But despite that disappointment, Manning and the Broncos tried again in 2013, and put together an even more dominating performance than they did in 2012. It started with a seven-touchdown performance by Manning on opening night against the same Baltimore team that ended their Super Bowl hopes the previous season, and it didn’t stop there. When all was said and done, Manning threw 55 touchdown passes, a new single season NFL record, and the Broncos had scored more points than any other team scored in a single season in NFL history. More importantly, the Broncos had once again solidified the top seed in the AFC and home-field advantage throughout the playoffs, except this time they refused to let their Super Bowl hopes slip away.
Manning has played a nearly flawless postseason this year, leaving nothing to chance, and making sure the Broncos get a chance to play in the Super Bowl. He’s completed more than 70% of his passes for 630 yards and four touchdowns. He’s been in complete control of not only Denver’s offense, but also the opposing team’s defense, manipulating things exactly how he wants them. As a result, the Broncos have dominated time of possession in both postseason games, they never trailed in either game, and most importantly Manning wasn’t sacked in either game. The Broncos have been in complete control in both games and rarely was there any doubt that they would win both games.

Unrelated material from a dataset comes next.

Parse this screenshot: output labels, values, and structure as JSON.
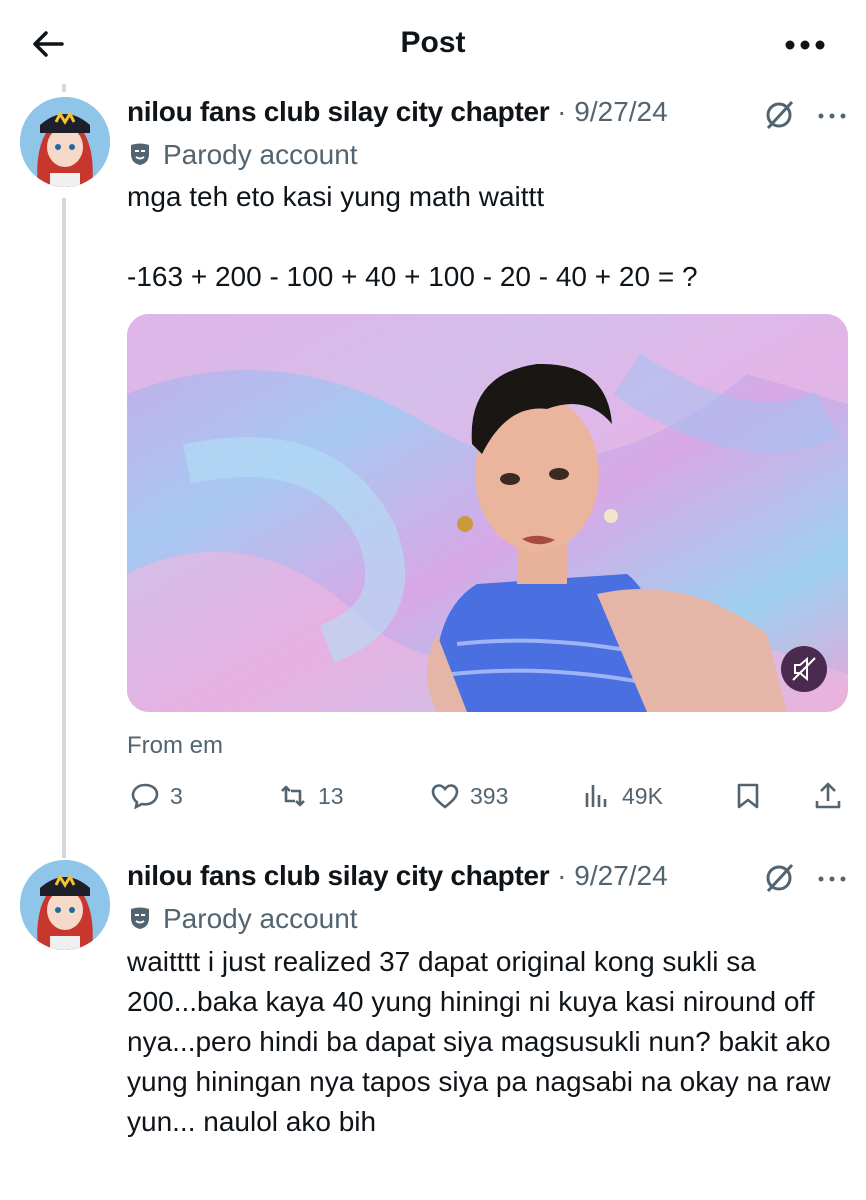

Once again, there were doubters along the way, questioning whether Manning could get the job done if he had to face a cold weather environment in the playoffs, and whether the Broncos would succumb to the pressure of being the AFC favorite, especially after the way their season ended last year. But when given a second chance, Manning and the Broncos redeemed themselves for their shortcoming last year and made sure there was nothing that could stand in their way of reaching the Super Bowl. In fact, after the brilliant season Manning has had, and all the records he and the Broncos have set, there never should have been any doubt about this team reaching the Super Bowl; with Manning and the Broncos getting a second try, their season was never going to end any differently than with a trip to the Super Bowl.